Jussie Smollett Investigation Marked by ‘Substantial Abuses of Discretion,’ Special Prosecutor Says

However, special prosecutor found no criminal wrongdoing by the Cook County State’s Attorney’s Office or Chicago police

Last Updated: August 18, 2020 @ 2:54 PM

Handling of the Jussie Smollett case by the Cook County State’s Attorney’s Office and Chicago Police Department was found to have had “substantial abuses of discretion and operational failures” but no criminal wrongdoing, special prosecutor Dan K. Webb concluded.

In a statement released Monday, Webb said the investigation “did not develop evidence that would support any criminal charges against State’s Attorney [Kimberly M.] Foxx or any individual working at the CCSAO,” despite multiple potential violations of legal ethics and several instances of “false and/or misleading” statements to the public.

Similarly, the investigation found “some examples” of CPD personnel leaking information to the press, but because the individuals could not be identified, no criminal charges were recommended.

Webb was appointed special prosecutor by Cook County Circuit Court Judge Michael P. Toomin last year, and was directed to “conduct an all-encompassing independent investigation” to determine whether further charges should be brought against Smollett and whether “any person or office involved in the Initial Smollett Case engaged in any wrongdoing.”

Monday’s statement, released by Webb’s law firm Winston & Strawn, outlined the conclusions of the investigation with regards to the second directive. Criminal charges against Smollett recommended by the special prosecutor’s office were filed back in February.
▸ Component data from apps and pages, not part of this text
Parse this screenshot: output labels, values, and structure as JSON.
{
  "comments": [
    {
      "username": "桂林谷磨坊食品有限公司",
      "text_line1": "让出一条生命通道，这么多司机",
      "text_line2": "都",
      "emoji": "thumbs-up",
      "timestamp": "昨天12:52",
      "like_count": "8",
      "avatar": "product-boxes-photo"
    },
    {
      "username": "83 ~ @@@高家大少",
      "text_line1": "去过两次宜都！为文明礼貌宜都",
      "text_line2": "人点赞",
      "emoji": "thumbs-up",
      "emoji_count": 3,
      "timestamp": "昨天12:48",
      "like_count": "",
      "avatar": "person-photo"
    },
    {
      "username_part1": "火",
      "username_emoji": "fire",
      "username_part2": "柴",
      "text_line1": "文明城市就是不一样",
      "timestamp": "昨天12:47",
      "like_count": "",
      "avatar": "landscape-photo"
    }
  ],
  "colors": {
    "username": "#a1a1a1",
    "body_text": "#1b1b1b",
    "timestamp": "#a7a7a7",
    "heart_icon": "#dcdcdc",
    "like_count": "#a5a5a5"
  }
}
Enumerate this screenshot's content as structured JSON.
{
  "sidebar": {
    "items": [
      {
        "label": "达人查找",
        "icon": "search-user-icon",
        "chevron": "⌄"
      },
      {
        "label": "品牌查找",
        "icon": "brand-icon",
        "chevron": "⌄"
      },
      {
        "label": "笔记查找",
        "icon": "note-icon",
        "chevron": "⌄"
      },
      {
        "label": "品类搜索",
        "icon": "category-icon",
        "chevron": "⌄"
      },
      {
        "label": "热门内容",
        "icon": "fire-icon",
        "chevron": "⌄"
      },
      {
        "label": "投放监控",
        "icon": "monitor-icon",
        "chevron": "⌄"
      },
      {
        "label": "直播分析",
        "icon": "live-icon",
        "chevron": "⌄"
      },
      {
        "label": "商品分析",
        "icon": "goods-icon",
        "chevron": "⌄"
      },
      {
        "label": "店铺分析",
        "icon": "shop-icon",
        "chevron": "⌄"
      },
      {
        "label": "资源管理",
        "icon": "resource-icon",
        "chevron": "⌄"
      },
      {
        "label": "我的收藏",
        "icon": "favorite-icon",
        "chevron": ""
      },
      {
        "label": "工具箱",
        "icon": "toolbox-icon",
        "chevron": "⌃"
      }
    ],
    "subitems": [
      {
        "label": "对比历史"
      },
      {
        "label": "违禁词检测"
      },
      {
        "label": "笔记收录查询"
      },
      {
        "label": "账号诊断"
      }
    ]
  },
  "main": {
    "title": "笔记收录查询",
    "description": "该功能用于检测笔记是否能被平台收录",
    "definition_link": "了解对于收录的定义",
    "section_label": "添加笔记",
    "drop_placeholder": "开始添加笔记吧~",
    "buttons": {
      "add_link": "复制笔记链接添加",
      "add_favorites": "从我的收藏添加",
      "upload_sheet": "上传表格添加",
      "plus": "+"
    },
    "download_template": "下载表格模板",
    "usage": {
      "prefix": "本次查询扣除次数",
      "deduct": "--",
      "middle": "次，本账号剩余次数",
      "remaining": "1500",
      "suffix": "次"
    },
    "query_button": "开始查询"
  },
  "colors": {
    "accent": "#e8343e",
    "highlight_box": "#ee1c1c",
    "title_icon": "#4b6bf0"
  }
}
According to the statement, the special prosecutor’s investigation encompassed “53 interviews, issuing more than 50 subpoenas and/or document requests, and collecting more than 120,000 pages of documents (or, more than 26,000 documents), as well as text message data and audio recordings.”

Webb’s full 60-page report will be submitted to the court but is being withheld from public view under Illinois law regarding grand jury procedure. However, the statement recommended a court order to make the full summary report public, citing Judge Toomin’s statement ordering the investigation in which he said the goal was to “restore the public’s confidence in the integrity of our criminal justice system.”

In response to Webb’s report, Smollett’s lawyer Mark Geragos issued the following statement:

“This so-called “report” on Kim Foxx and the timing of the recharging of Jussie reveals the real political electoral motivation of Dan Webb and his cohorts. It’s a blatant attempt to take down a black progressive female prosecutor who does not fit within the white power structure. Jussie, a black, gay man who maintains his innocence, continues to be used as a pawn. Today’s report confirms what the defense has said all along–there was no wrongdoing or undue influence by Jussie or the defense in the dismissal of all charges against him and the second wave of charges is a blatant constitutional violation.”